The Golden Hawk is now regarded as an early form of American muscle car, combining Raymond Lowey’s coachwork with an altered roofline, GRP tail fins and a new radiator grille. Power was from a 275 bhp 5.8 litre Packard-sourced V8 engine and the result was not cheap – $3,061 was a fair sum of money for a US motorist and this was after Studebaker put ‘safety padded sun visors’ and direction indicators on the optional extras list (!) in order to keep the price as low as possible. The Golden Hawk was also nose-heavy but at its best, it was a magnificent 125 mph 4-seater grand tourer.
In 1956 there was much interest from press and private car owners alike in a Big Healey powered by a 6-cylinder engine. The new plant was based on the 2.6 litre BMC C-Series engine as fitted to the Austin A95/A105 Westminster but the early 100-6s were actually slower than their predecessor; one problem was that the inlet manifold was cast into the head, which made for a rather inefficient unit. This was rectified in 1957, allowing the 100-6 to realise its potential as the perfect transport for anyone who could wear a cravat – and a Leslie Phillips moustache – with verve and aplomb.
Singer Gazelle Series 1

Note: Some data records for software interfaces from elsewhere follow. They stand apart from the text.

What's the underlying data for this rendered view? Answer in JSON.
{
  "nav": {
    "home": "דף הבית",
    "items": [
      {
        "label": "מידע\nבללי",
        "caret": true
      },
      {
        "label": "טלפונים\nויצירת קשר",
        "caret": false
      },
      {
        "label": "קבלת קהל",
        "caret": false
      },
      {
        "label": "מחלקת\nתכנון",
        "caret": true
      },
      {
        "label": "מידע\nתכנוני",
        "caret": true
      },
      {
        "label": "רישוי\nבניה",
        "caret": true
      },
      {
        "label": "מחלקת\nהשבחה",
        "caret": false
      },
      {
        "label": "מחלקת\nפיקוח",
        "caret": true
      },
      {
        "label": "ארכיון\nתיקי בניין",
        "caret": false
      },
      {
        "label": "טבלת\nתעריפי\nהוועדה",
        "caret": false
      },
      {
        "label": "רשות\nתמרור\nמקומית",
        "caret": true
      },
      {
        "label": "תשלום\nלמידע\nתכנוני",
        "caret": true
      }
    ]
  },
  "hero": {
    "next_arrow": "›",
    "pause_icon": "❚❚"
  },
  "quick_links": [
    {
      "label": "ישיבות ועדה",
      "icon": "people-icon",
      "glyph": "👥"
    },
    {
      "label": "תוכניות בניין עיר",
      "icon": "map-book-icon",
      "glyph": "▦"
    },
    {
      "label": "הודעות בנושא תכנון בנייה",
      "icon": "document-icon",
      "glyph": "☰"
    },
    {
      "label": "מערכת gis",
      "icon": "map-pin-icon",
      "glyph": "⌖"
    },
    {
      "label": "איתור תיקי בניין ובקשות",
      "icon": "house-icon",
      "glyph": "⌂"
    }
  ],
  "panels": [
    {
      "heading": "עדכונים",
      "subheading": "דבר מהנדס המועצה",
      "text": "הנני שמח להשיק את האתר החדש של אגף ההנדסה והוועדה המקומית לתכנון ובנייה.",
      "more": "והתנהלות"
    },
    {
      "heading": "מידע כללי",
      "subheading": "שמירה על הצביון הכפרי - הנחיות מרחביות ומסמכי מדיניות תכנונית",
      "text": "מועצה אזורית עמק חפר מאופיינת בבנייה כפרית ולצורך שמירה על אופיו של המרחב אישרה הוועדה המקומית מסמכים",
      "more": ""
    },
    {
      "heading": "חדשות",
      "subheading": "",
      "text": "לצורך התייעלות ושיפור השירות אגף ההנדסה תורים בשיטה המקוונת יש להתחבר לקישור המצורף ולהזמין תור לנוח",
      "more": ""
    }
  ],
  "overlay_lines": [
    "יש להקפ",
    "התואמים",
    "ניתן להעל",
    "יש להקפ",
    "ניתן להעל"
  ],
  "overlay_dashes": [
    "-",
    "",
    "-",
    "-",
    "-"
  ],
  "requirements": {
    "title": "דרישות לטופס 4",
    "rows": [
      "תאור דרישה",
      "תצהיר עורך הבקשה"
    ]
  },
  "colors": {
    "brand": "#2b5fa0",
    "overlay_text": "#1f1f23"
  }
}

Or the car that denoted the end of the independence of a famous marque. Singer had been acquired by Rootes in 1956 and although the first version of the Gazelle was powered by their well-known 1.5 litre OHC engine, the body was that of the ‘Audax’ series Minx. To distinguish the Singer from its cheaper Hillman stablemate – and to justify its £898 7s price tag- there was a walnut veneered dashboard, extra sound deadening and pile carpeting. The convertible version, in particular, epitomised the dreams of respectable suburban motorists to speed past Consuls and Oxfords on a sunny day in Egham…